Recommended Ages: 14+
As for who the killer is, everyone seems to think it's a screwball named Edwin, who came down from Seattle and rented a house just to go to Friday's concert, and who has developed a strong delusion that he and Kayleigh are dating. She just wants him to leave her alone. He, for his part, gets several of the county cops investigating the case suspended, and shows other signs of diabolical cleverness. Even Kathryn, who excels at interrogation, can't seem to crack him. But then, in classic Jeffery Deaver style, the mystery goes crazy with surprise twists and red herrings. Maybe Edwin is actually an innocent patsy, lured into town by fake emails from Kayleigh so he can take the fall for a totally premeditated crime. Or maybe those conspirators were only responsible for bringing Edwin to town, and the actual murderer is setting him up for something else entirely. Or maybe that supposed mastermind is actually ... Never mind. Just expect it to be one of those books where you think the crime has been solved, but the script gets flipped, and flipped again, and maybe once again.
There are drawbacks to being the king of the fake ending – for example, as Peter Jackson learned in his third Lord of the Rings movie, fans can move quickly from feeling totally satisfied to barking, "When is this damn thing going to end?" Yes, anticlimax is bad, and having two or three legitimate climaxes is only a little bit better because (for one thing) they put your reader's willingness to suspend disbelief to the test, and (for another) they provide opportunities for a reader who thinks the story is over to measure the thickness of the remaining pages and conclude, even if wrongly, that they have a huge anticlimax to look forward to and maybe they'll just give up. For those who stick it out, the payoff does pay off. But that "Really? Fifty more pages?" moment is definitely on the "con" side of being a master of fake-out endings.

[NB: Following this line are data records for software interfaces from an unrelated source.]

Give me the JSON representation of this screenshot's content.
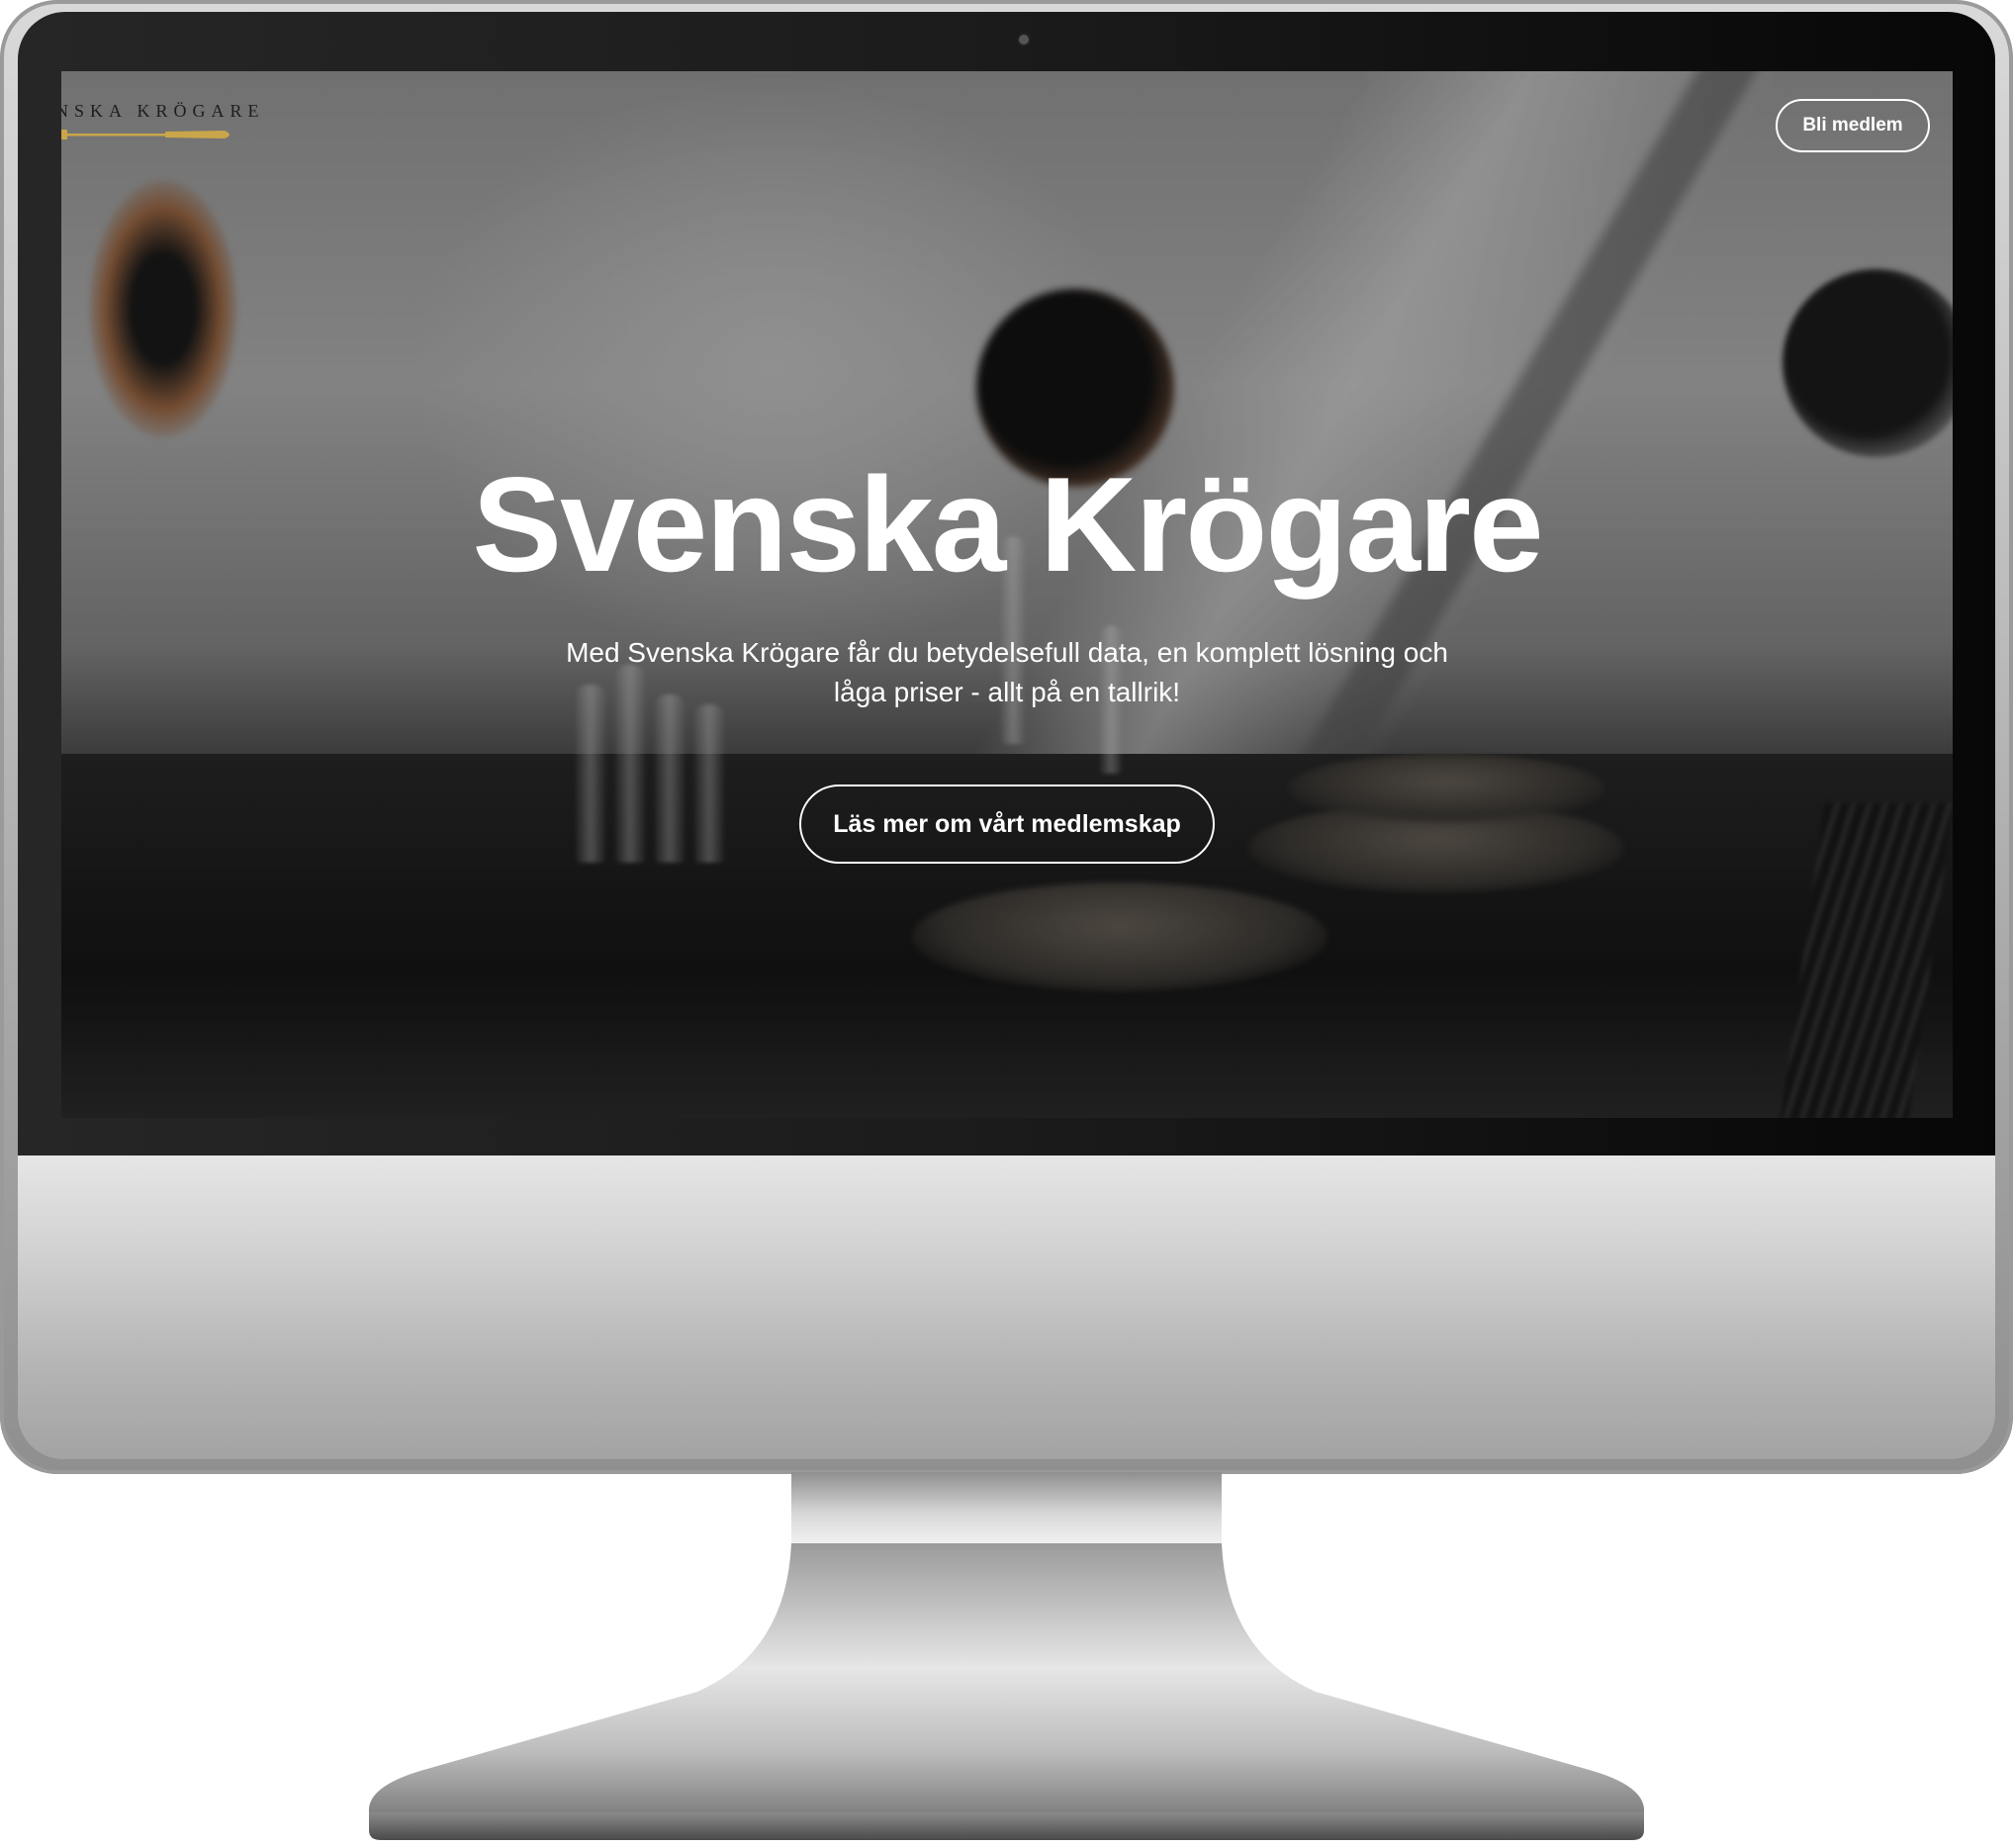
{
  "site": {
    "logo_text": "NSKA KRÖGARE",
    "logo_icon": "knife-icon",
    "header": {
      "member_button_label": "Bli medlem"
    },
    "hero": {
      "title": "Svenska Krögare",
      "subtitle": "Med Svenska Krögare får du betydelsefull data, en komplett lösning och låga priser - allt på en tallrik!",
      "cta_label": "Läs mer om vårt medlemskap"
    }
  },
  "colors": {
    "text_on_hero": "#ffffff",
    "logo_gold": "#c9a64a",
    "logo_text": "#1d1d1d",
    "bezel": "#1b1b1b",
    "monitor_silver": "#c4c4c4"
  }
}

This is the third of (currently) four Kathryn Dance novels by a prolific author known for his "ticking clock thrillers," including 14 Lincoln Rhyme novels. This "ticking clock" thing is something both the Dance and Rhyme series have in common: Crimes that are ongoing and that have to be stopped in a matter of hours or days, which can perhaps only be done by a Rhyme-like genius with a personal collection of state-of-the-art forensic evidence analysis equipment and an assistant who is good at charting what they've got. (Rhyme and Sachs briefly join the investigation in this book, by the way.) Then there's the Dance option, with a sleuth who is good at figuring out whether you're lying and why, and whose mind is wired to make "A to B to X" leaps of intuition. Either way, if I was being harassed by a psychopath who was laying murder victims like sacrifices at my feet, accompanied by stanzas of a song so I'd know there were more to come, I'd want someone on the case like Lincoln and/or Kathryn. Lucky for Kayleigh, she gets some of each. Lucky for us, we get more of both.